Volvo loyalists have been wondering for some time now about the Swedish carmaker’s near-term plans for producing an eco-friendly offering within its lineup. The Ford subsidiary has shown several hybrid concept vehicles at various international auto shows, but there have been no formal announcements about taking any green ideas to market. Until now.
If Volvo delivers on its hybrid plans, in a few short years the company could have micro-hybrids, diesel-hybrids, plug-in hybrids, and clean diesel offerings.
Volvo’s green campaign will begin—according to company announcements—in 2010 when the company implements micro-hybrid stop-start technology in several of its smaller gas-powered models. This would include the C30 hatchback, the S40 sedan, and the V50 wagon. Larger vehicles would receive the new system in the following year. The stop-start system—designed to prevent unnecessary gas usage when the vehicle is at a standstill—is estimated to improve fuel efficiency by about five percent.
The C30, S40, and V50 will also be part of Volvo’s DRIVe initiative, which was on display at the 2008 Paris Auto Show last week. First for Europe, and then presumably for the US, diesel models will feature a host of eco-efficiency features, including increased aerodynamics, the use of lower rolling resistance tires, and higher gear ratios.
Volvo is also considering some common sense steps, such as the elimination of V8 powertrains. Offering around 15 to 17 miles per gallon depending on the vehicle, V8 engines are out of step with the energy-efficient direction of the automotive industry. In a recent press conference, Lex Kerssemakers, senior VP of Volvo product strategy, acknowledged that these large engines are no longer practical, and may be replaced with turbocharged six-cylinders which offer almost as much power while burning 25 percent less fuel.
And according to Automotive News, Volvo is now planning to combine modern diesel technology with a hybrid powertrain to be launched by 2012. The brand already has a history of diesel cars, most notably the Volvo 850 Turbo in the 1980s. The new system, which will be far cleaner and more efficient, will mate a five-cylinder diesel engine with an electric motor driving the rear wheels. Volvo’s diesel-hybrid technology is initially being targeted for the larger vehicles in the line-up, specifically, the S80 sedan and the XC90 utility.

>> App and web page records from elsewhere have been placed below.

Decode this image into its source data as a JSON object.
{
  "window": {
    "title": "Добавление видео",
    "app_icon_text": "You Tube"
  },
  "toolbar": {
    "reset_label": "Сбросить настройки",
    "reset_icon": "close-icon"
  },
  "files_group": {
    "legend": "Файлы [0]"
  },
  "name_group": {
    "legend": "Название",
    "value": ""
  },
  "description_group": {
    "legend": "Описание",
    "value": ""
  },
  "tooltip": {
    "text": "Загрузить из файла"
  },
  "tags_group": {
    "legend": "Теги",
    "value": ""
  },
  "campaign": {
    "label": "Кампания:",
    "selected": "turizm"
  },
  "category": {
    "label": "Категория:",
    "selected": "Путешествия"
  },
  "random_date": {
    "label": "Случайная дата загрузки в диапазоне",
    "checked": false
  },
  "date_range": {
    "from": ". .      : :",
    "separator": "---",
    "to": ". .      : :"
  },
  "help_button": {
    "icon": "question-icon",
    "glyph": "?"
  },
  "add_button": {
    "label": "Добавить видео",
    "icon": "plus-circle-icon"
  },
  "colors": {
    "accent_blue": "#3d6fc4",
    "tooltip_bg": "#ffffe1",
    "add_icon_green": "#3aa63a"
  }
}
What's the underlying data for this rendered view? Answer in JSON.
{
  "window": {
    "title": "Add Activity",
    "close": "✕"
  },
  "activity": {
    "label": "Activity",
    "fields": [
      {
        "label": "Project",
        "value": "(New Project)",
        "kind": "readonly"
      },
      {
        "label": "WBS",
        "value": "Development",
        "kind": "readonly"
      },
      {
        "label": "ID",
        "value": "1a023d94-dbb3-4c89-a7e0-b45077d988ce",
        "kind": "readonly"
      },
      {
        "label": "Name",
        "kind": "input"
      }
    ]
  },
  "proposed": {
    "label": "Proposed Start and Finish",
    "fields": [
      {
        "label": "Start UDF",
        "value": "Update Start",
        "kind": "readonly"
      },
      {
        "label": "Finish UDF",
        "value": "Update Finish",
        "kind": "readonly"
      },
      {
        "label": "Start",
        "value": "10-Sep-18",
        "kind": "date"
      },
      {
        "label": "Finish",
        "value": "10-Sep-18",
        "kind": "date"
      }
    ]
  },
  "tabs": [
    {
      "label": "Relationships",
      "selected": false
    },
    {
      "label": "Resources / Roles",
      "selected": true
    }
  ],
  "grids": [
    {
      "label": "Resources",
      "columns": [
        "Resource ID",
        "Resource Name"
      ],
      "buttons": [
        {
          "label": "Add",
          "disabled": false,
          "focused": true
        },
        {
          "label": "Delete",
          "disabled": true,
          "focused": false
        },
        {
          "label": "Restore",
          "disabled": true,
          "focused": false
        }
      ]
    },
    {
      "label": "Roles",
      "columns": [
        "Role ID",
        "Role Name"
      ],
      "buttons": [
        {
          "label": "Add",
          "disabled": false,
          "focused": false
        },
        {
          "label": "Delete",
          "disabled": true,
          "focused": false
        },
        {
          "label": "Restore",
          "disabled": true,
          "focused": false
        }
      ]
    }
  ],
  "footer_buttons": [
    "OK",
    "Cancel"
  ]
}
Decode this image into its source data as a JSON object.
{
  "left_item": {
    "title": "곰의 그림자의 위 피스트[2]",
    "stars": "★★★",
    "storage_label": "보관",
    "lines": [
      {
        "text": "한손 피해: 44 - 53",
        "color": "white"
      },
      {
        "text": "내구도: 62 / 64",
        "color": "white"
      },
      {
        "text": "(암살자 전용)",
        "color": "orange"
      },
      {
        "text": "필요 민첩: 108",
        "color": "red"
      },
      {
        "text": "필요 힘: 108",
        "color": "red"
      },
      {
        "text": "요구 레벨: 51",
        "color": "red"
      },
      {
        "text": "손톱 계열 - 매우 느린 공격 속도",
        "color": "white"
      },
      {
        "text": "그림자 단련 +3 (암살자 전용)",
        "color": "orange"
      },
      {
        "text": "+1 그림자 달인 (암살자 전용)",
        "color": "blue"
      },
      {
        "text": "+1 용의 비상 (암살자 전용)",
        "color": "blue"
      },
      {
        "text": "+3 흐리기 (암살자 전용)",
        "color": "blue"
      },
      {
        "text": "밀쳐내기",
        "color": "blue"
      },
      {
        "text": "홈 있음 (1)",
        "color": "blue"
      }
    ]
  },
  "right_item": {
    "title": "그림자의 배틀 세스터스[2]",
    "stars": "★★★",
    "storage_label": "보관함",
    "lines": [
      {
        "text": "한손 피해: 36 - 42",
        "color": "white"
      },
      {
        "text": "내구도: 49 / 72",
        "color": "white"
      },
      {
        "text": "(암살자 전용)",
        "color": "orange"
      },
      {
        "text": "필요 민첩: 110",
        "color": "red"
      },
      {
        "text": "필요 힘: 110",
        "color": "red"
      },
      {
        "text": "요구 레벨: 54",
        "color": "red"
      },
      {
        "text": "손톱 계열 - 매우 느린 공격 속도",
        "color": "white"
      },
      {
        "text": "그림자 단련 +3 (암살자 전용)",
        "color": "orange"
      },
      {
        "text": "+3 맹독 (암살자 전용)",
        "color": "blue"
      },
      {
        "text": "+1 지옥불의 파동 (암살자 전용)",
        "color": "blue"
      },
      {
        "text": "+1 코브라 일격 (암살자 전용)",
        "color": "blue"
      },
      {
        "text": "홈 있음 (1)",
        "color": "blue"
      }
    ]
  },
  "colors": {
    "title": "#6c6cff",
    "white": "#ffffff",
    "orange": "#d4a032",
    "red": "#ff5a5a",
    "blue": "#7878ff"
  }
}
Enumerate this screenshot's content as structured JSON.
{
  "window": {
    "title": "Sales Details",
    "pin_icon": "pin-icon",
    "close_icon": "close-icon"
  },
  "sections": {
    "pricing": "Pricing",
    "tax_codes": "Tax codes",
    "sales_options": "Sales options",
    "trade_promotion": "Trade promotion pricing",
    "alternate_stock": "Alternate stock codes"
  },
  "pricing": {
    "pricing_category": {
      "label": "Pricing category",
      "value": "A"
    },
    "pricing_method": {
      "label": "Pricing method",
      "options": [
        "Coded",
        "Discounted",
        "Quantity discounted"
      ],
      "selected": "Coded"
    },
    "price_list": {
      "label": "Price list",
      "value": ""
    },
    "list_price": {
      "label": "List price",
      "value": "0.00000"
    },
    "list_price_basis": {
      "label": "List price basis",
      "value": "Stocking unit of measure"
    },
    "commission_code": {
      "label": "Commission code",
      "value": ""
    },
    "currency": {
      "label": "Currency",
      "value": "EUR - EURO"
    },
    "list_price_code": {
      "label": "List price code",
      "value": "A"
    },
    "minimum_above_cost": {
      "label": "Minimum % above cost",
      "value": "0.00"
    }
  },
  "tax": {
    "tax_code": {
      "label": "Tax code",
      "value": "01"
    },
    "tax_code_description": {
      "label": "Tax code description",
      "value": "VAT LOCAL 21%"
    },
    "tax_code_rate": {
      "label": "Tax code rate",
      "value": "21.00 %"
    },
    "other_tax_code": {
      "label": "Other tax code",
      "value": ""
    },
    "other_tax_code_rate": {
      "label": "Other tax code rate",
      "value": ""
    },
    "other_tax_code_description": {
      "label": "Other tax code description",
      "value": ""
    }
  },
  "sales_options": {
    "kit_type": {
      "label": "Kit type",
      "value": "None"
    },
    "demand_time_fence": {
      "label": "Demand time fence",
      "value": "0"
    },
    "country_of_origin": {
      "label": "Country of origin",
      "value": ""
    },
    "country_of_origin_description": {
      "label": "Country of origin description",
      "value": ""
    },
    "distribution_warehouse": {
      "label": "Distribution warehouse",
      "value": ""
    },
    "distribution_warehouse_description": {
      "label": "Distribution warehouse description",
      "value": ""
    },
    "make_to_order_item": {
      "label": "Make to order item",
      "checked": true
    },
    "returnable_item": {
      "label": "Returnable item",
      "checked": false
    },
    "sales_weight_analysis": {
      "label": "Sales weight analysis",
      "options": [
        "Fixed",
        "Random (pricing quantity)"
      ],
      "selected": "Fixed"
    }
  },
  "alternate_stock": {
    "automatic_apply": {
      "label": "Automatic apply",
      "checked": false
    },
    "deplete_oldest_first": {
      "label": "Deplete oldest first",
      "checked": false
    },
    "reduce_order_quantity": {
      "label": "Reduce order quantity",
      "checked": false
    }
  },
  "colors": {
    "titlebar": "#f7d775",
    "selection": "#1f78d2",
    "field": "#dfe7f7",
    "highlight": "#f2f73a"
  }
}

Other companies, most notably Volkswagen and PSA Peugeot Citroen, have flirted with diesel-hybrid concepts, but high cost remains an impediment.
There is also talk of a plug-in hybrid version of the Volvo C30, which would allow an electric-only range of about 60 miles. This vehicle was previewed as the Recharge Concept at the 2007 Frankfurt Auto Show.